Spot Bitcoin ETFs Shift Trading Patterns, Volatility Sees Notable Decline

 Spot Bitcoin ETFs Shift Trading Patterns, Volatility Sees Notable Decline

The Bitcoin market is undergoing a significant transformation in its trading patterns. Recent data suggests a noticeable change in how the leading cryptocurrency is bought and sold, potentially marking a new era in its development. This shift appears to be bringing Bitcoin more in line with traditional financial markets, impacting trading times, volatility, and overall market behavior.

The introduction of spot Bitcoin exchange-traded funds (ETFs) at the start of 2024 seems to be a key driver of these changes. These ETFs have quickly gained popularity among investors since receiving approval from the U.S. Securities and Exchange Commission.

Spot Bitcoin ETFs Market Dynamics Shift

One of the most notable changes is the significant decrease in weekend Bitcoin trading. Data from cryptocurrency research firm Kaiko reveals that the proportion of Bitcoin traded on Saturdays and Sundays has fallen to just over 15% this year, a substantial drop from its 2019 peak of 28%. This trend, while ongoing for years, has been accelerated by the introduction of Bitcoin ETFs.

The impact of ETFs is further evidenced by a shift in weekday trading patterns. The proportion of Bitcoin traded between 3 p.m. and 4 p.m. which is the benchmark fixing window for ETFs has increased from 4.5% in Q4 2023 to 6.7% currently. Additionally, the collapse of crypto-friendly banks in March 2023 has limited market makers’ ability to use 24/7 payment networks for real-time crypto transactions, further contributing to the decline in weekend trading volume.

Interestingly, the institutional adoption of crypto through Bitcoin ETFs has led to significantly lower price volatility. When Bitcoin last reached record highs in November 2021, volatility surged to almost 106%. In contrast, when Bitcoin hit its all-time high of $73,798 in March 2024, volatility was just 40%. This reduced volatility, which has remained under 50% since the start of 2023, is seen as an indication of Bitcoin maturing as an asset.

Also Read: Ripple CTO Backs Consensys Amid SEC Lawsuit Over MetaMask Securities Sale

Recent Market Performance and ETF Flows

Despite recent changes in trading patterns and reduced volatility, Bitcoin continues to show strong overall performance.

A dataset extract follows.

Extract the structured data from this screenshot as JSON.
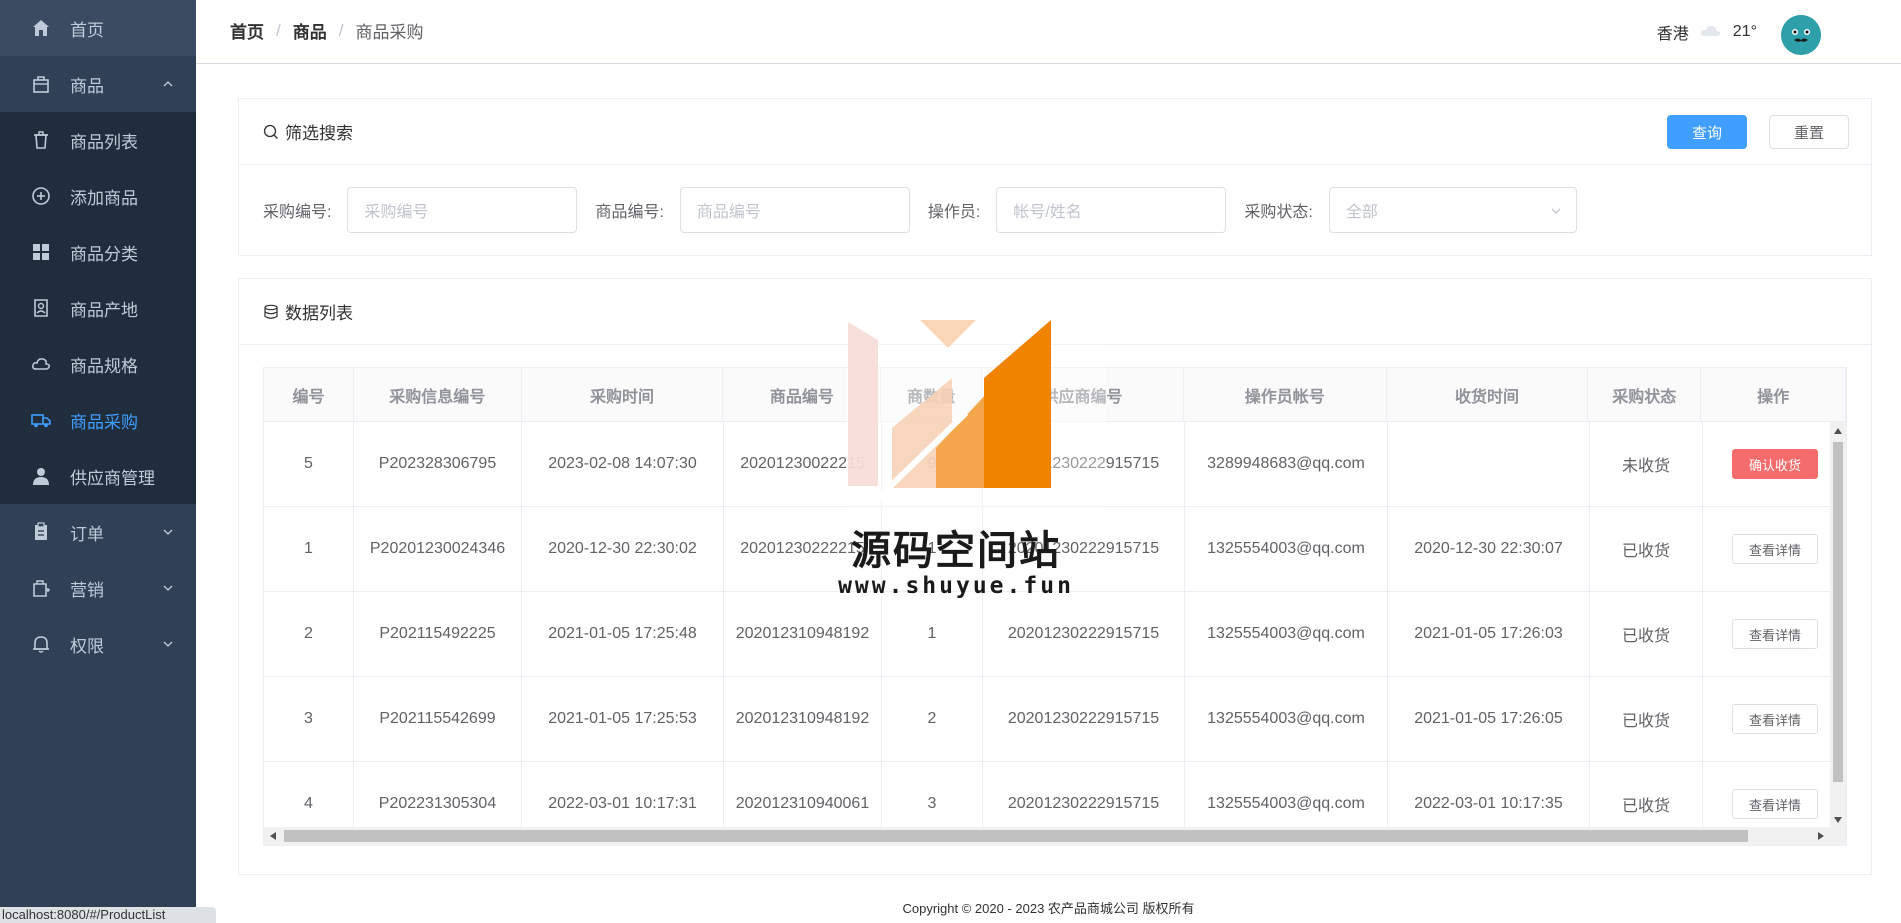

It’s currently trading around $61,000 and is up about 45% year-to-date. However, the cryptocurrency has faced some recent challenges, slipping below the $60,000 mark due to tepid trading in U.S. Spot Bitcoin ETFs.

Interestingly, even as Bitcoin’s price dipped, ETFs have seen positive momentum for four consecutive days. This influx has been largely driven by significant contributions from BlackRock’s IBIT ETF. According to data from Farside Investors, the overall U.S. Spot Bitcoin ETF sector recorded a $73 million influx, with BlackRock’s IBIT ETF receiving a substantial $82.4 million.

This positive flow for BlackRock contrasts with outflows from other major Bitcoin ETFs. GrayScale’s GBTC and Fidelity’s FBTC reported outflows of $27.2 million and $25 million, respectively. However, these outflows were offset by BlackRock’s substantial influx and additional contributions from Ark 21Shares’s ARKB, which saw a $42.8 million influx.

Also Read: Hamster Kombat Token Launch Echoes Buzz Across P2E Crypto Sector, Here’s Everything

✓ Share:

CoinGape comprises an experienced team of native content writers and editors working round the clock to cover news globally and present news as a fact rather than an opinion. CoinGape writers and reporters contributed to this article.

The presented content may include the personal opinion of the author and is subject to market condition. Do your market research before investing in cryptocurrencies. The author or the publication does not hold any responsibility for your personal financial loss.

Source link

Related post

Receive the latest news

Subscribe To Our Crypto Newsletter

Stay informed with our curated information and offers just for subscribers.